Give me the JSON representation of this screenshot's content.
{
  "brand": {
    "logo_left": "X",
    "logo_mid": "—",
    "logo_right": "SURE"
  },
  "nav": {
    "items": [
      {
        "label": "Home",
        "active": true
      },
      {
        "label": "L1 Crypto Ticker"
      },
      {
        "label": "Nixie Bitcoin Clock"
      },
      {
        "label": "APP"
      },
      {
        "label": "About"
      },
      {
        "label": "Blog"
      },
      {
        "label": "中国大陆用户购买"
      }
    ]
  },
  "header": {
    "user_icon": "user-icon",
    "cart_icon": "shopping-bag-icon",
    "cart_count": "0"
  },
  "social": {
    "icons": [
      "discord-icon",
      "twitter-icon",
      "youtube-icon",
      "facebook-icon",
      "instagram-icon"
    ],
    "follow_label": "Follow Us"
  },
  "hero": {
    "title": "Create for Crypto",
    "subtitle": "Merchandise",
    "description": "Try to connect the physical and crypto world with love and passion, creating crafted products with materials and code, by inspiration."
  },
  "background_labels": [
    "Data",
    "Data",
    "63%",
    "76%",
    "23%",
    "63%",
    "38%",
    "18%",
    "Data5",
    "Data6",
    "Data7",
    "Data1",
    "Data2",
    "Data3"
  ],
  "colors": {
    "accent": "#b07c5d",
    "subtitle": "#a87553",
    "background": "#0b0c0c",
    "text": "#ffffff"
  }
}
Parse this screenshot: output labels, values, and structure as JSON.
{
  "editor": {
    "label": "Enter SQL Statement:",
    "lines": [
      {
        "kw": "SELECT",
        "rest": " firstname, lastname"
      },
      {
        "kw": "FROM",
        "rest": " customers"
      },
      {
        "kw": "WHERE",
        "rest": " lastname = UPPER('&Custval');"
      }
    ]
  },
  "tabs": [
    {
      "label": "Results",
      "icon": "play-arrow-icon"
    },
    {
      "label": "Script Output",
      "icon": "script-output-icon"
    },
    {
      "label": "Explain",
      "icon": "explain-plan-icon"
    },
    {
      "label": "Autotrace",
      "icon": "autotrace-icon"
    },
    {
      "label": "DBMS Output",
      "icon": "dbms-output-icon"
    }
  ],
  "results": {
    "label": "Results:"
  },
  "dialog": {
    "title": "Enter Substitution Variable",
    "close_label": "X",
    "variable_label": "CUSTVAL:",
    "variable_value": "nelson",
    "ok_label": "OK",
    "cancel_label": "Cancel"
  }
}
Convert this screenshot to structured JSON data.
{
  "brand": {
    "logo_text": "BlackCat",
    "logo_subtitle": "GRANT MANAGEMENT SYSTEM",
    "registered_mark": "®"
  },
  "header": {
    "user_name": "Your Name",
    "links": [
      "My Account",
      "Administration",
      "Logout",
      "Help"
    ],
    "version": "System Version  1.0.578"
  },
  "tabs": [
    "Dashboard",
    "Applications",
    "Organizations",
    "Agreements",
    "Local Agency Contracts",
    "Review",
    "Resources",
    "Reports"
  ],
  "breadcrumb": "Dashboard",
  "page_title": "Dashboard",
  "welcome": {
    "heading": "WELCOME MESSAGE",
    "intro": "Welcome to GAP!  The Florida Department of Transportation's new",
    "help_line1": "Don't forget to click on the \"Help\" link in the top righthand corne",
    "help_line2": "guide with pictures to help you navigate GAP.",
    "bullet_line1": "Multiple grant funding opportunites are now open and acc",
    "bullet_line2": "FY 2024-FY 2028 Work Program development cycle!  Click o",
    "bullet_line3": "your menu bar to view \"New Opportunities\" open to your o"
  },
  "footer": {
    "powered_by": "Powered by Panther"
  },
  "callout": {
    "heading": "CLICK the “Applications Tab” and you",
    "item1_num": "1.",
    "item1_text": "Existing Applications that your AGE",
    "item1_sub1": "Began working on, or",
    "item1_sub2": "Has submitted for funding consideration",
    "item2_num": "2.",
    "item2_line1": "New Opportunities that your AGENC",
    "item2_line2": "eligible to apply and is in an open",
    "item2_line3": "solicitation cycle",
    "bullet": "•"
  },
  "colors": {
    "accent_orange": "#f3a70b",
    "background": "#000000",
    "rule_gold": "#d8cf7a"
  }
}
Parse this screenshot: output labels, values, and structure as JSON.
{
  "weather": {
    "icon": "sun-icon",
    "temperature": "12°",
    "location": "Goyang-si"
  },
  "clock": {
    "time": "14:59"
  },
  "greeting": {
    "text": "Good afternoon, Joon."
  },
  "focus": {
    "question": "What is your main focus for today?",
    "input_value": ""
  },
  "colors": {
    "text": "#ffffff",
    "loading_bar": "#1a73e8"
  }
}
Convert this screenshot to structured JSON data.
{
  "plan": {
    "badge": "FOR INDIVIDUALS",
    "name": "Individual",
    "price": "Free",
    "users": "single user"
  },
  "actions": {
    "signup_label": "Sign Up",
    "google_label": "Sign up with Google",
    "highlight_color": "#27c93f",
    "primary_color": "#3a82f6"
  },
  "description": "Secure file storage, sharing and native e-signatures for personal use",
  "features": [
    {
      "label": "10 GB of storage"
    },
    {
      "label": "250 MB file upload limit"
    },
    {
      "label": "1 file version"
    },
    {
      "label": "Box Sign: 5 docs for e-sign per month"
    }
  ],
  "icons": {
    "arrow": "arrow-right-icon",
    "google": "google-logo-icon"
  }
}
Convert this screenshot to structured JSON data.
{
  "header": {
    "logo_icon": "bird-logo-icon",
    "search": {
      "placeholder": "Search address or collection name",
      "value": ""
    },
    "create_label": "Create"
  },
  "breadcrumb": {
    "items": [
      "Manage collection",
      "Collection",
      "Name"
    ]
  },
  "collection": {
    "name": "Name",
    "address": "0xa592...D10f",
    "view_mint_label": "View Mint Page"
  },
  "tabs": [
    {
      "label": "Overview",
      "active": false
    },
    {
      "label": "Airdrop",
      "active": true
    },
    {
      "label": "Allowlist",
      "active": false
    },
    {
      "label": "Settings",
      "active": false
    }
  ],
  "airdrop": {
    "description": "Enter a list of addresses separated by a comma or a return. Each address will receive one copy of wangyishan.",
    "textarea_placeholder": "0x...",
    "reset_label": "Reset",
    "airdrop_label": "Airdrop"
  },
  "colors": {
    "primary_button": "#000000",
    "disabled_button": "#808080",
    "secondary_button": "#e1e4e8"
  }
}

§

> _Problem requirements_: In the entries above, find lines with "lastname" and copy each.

> _Response box_:
        "rest": " firstname, lastname"
        "rest": " lastname = UPPER('&Custval');"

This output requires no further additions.